Rising seas have long been a threat to coastal cities. New research suggests that cities—particularly in Asia—are sinking as well, compounding the risks of frequent and severe flooding.
In Karachi, land is sinking five times as fast as the sea level is rising, according to the study published this month in Geophysical Research Letters. Manila and Chittagong, Bangladesh’s second-largest city, are sinking at 10 times the rate of the rising waters.
In China’s Tianjin, a coastal city about 150 kilometers southeast of Beijing, the ground is giving way at 20 times that speed.
In those four cities alone, the phenomenon could affect roughly 59 million residents.
The study, which used satellite data to analyze 99 cities around the world from 2015 to 2020, points to groundwater extraction related to rapid urbanization and population growth, oil and gas production, and construction.
Hunger, overpopulation, over-cultivation, and dependence on wood for fuel have strained Haiti’s natural resources to the breaking point. Deforestation has rendered vast stretches of the Haitian landscape almost lunar in their desolation. Haiti is eating itself. Fly over my island—Hispaniola, home to Haiti and my native Dominican Republic—as I do two or three times a year, and what you will see will leave you speechless. Where forests covered 60 percent of Haiti in 1923, only two percent is now covered. This relentless deforestation has led to tremendous hardships; it is both caused by and causes poverty. Without forests, 6,000 hectares of arable land erode every year, and Haiti has grown more vulnerable to hurricane-induced mudslides that wipe out farms, roads, bridges, even entire communities. In 2008 four storms caused nearly a billion dollars in damage—15 percent of the gross domestic product—and killed close to a thousand people. The mudslides were so extensive and the cleanup so underfunded that much of that damage is still visible today.

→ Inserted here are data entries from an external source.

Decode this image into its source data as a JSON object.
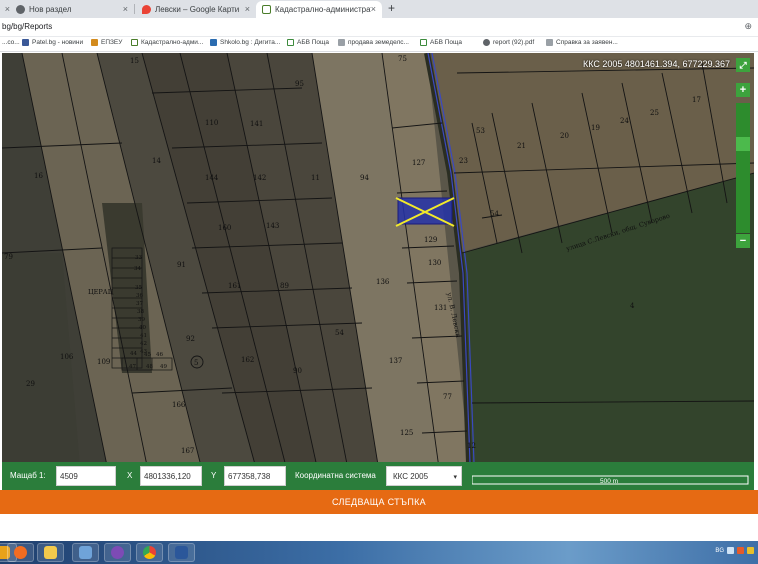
{
  "browser": {
    "tabs": [
      {
        "label": "Нов раздел",
        "active": false
      },
      {
        "label": "Левски – Google Карти",
        "active": false
      },
      {
        "label": "Кадастрално-административна",
        "active": true
      }
    ],
    "new_tab_label": "+",
    "url": "bg/bg/Reports",
    "bookmarks": [
      {
        "label": "...co..."
      },
      {
        "label": "Patel.bg - новини"
      },
      {
        "label": "ЕПЗЕУ"
      },
      {
        "label": "Кадастрално-адми..."
      },
      {
        "label": "Shkolo.bg : Дигита..."
      },
      {
        "label": "АБВ Поща"
      },
      {
        "label": "продава земеделс..."
      },
      {
        "label": "АБВ Поща"
      },
      {
        "label": "report (92).pdf"
      },
      {
        "label": "Справка за заявен..."
      }
    ]
  },
  "map": {
    "coordinate_readout": "ККС 2005 4801461.394, 677229.367",
    "zoom_in_label": "+",
    "zoom_out_label": "−",
    "fullscreen_label": "⤢",
    "street_label_main": "ул. В. Левски",
    "street_label_diag": "улица С.Левски, общ. Суворово",
    "village_label": "ЦЕРАЦ",
    "parcel_labels": [
      {
        "t": "15"
      },
      {
        "t": "95"
      },
      {
        "t": "75"
      },
      {
        "t": "110"
      },
      {
        "t": "141"
      },
      {
        "t": "14"
      },
      {
        "t": "144"
      },
      {
        "t": "142"
      },
      {
        "t": "11"
      },
      {
        "t": "94"
      },
      {
        "t": "127"
      },
      {
        "t": "16"
      },
      {
        "t": "160"
      },
      {
        "t": "143"
      },
      {
        "t": "129"
      },
      {
        "t": "91"
      },
      {
        "t": "130"
      },
      {
        "t": "161"
      },
      {
        "t": "89"
      },
      {
        "t": "136"
      },
      {
        "t": "131"
      },
      {
        "t": "54"
      },
      {
        "t": "92"
      },
      {
        "t": "162"
      },
      {
        "t": "90"
      },
      {
        "t": "137"
      },
      {
        "t": "106"
      },
      {
        "t": "109"
      },
      {
        "t": "29"
      },
      {
        "t": "166"
      },
      {
        "t": "77"
      },
      {
        "t": "125"
      },
      {
        "t": "167"
      },
      {
        "t": "5"
      },
      {
        "t": "53"
      },
      {
        "t": "23"
      },
      {
        "t": "21"
      },
      {
        "t": "20"
      },
      {
        "t": "19"
      },
      {
        "t": "24"
      },
      {
        "t": "25"
      },
      {
        "t": "17"
      },
      {
        "t": "54"
      },
      {
        "t": "4"
      },
      {
        "t": "79"
      },
      {
        "t": "33"
      },
      {
        "t": "34"
      },
      {
        "t": "35"
      },
      {
        "t": "36"
      },
      {
        "t": "37"
      },
      {
        "t": "38"
      },
      {
        "t": "39"
      },
      {
        "t": "40"
      },
      {
        "t": "41"
      },
      {
        "t": "42"
      },
      {
        "t": "43"
      },
      {
        "t": "44"
      },
      {
        "t": "45"
      },
      {
        "t": "46"
      },
      {
        "t": "47"
      },
      {
        "t": "48"
      },
      {
        "t": "49"
      },
      {
        "t": "12"
      }
    ],
    "scale_label": "500 m"
  },
  "panel": {
    "scale_label": "Мащаб 1:",
    "scale_value": "4509",
    "x_label": "X",
    "x_value": "4801336,120",
    "y_label": "Y",
    "y_value": "677358,738",
    "crs_label": "Координатна система",
    "crs_value": "ККС 2005"
  },
  "next_step_label": "СЛЕДВАЩА СТЪПКА",
  "taskbar": {
    "tray_text": "BG"
  },
  "colors": {
    "panel_green": "#2b7d3b",
    "next_orange": "#e66a13",
    "selection_blue": "#2432a8",
    "selection_cross": "#f2ea2a"
  }
}
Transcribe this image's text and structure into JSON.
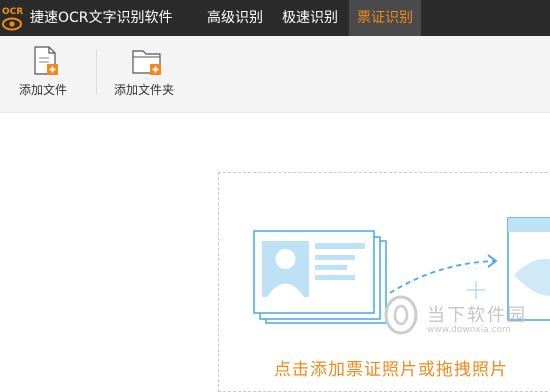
{
  "app": {
    "logo_text": "OCR",
    "title": "捷速OCR文字识别软件"
  },
  "tabs": [
    {
      "label": "高级识别",
      "active": false
    },
    {
      "label": "极速识别",
      "active": false
    },
    {
      "label": "票证识别",
      "active": true
    }
  ],
  "toolbar": {
    "add_file_label": "添加文件",
    "add_folder_label": "添加文件夹"
  },
  "main": {
    "hint_text": "点击添加票证照片或拖拽照片"
  },
  "watermark": {
    "text": "当下软件园",
    "url": "www.downxia.com"
  },
  "colors": {
    "titlebar": "#2b2b2b",
    "accent": "#f08a1c",
    "illustration": "#45a9e6"
  },
  "icons": {
    "logo": "ocr-eye-logo-icon",
    "add_file": "file-add-icon",
    "add_folder": "folder-add-icon",
    "move": "move-cursor-icon"
  }
}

In addition to resource pressures, Haiti struggles with poor infrastructure. Political and social institutions are almost nonexistent, and a deadly confluence of political instability, pervasive corruption, massive poverty, and predation from elites on down to armed drug gangs has unraveled civic society, leaving the majority of Haitians isolated and at risk. Even before the earthquake, Haiti was reeling—it would not have taken the slightest shove to send it into catastrophe.
All this the earthquake revealed.
When confronted with a calamity of the magnitude of the Haitian earthquake, most of us resort to all manners of evasion—averting our eyes, blaming the victim, claiming the whole thing was an act of god—in order to avoid confronting what geographer Neil Smith calls the axiomatic truth of these events: “There’s no such thing as a natural disaster.” In every phase and aspect of a disaster, Smith reminds us, the difference between who lives and who dies is to a greater or lesser extent a social calculus.
In other words disasters don’t just happen. They are always made possible by a series of often-invisible societal choices that implicate more than just those being drowned or buried in rubble.